Vocal music students shine at regional competition
Tonganoxie High School's music department has made an all-around transformation during the last three years.
Last week at regionals, students qualified in 22 competitions for state competition, which will be held next week in Salina.
Gordon Lankenau, vocal music teacher, was impressed.
"From what I understand, that's monumental," Lankenau said.
Or, as accompanist Carolyn Day said: "That's sort of like winning the Super Bowl."
The high school has two vocal music classes. Chieftain Singers has 16 students and 11 students are in the chorus, the majority of whom are freshmen.
Surprisingly, Lankenau said, the small classes are a plus.
"Our numbers are small, but there's strength in small numbers," Lankenau said. "By being small because it makes it so all the students have to be strong there's no place to hide. They have to stand on their own."
In the past three years since Lankenau began teaching vocal music and Charles VanMiddlesworth took over as band instructor, the vocal music and band classes have seen successes. And in the process, students in these programs, and the instructors, are gaining notoriety at the school.
"There are banners around the school congratulating the singers, like they do for sports," Day said. "By golly, the music has all the spirit, too. It's kind of like 'The Music Man,' or, 'The Music Men,' have come to town."
But Lankenau declines to take the credit for his students' success.
"We've known all along the kind of talent we had here," Lankenau said. "But it wasn't until the kids got the recognition that they started believing that."
Nicole Curran, a senior in Lankenau's Chieftain Singers group, agreed that vocal music students are even more enthusiastic now.
"It's really picking up," Curran said. "And we're starting to get a lot more notice for what we're doing."
Lankenau equates choir to a team sport.
"You have to work together as a team," Lankenau said. "A chain is no stronger than the weakest link, and nobody wants to be the weak link."
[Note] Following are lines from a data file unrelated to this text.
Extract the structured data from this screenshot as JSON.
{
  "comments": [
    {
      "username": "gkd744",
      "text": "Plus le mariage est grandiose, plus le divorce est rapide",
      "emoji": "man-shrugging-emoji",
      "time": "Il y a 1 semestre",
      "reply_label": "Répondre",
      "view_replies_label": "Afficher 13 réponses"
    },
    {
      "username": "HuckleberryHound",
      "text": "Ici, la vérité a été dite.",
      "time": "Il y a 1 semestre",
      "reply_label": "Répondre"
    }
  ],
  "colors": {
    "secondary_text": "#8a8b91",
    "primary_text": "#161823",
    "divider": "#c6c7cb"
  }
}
Courtney Hoffhines, a sophomore, agreed that there's a strong feeling of teamwork among singers.
"Everybody here wants to do well," Hoffhines said. "We all have kind of a common goal to do well and we're all working on that together."
Also, Hoffhines said, Lankenau encourages them.
"Even if we're having a bad day, he keeps trying, and we can come in before and after school to practice and he's here," Hoffhines said. "He's a real good teacher."
But Brooke Ojala said even a good teacher can only take the students so far.
"It's more of a peer thing," she said. "We all want to do good the underclassmen want to live up to the seniors' expectations."
Moreover, the students say they appreciate Carolyn Day, piano accompanist to Lankenau's classes for two years.
"Oh she's sooooo sweet," four girls say in chorus when talking about Day.
"She's our friend," said Curran. "She encourages us a lot and she doesn't get mad and yell she helps us and she does it in a nice way."
Hoffhines added, "Gosh, we wouldn't be able to do anything without her."
Ojala said, "She doesn't have anything mean to say about anybody."
And Kim Larson added: "She wants us to succeed just as much as we do, and that helps a lot."
In turn, Day had high praise for the singers.
"You don't get those awards without working hard," Day said. "They've been working hard, and they have a high maturity level, and that helps, too."
Lankenau again stressed the talent of the students.
"The thing is, it's always been there," he said. "It was just a matter of getting it out."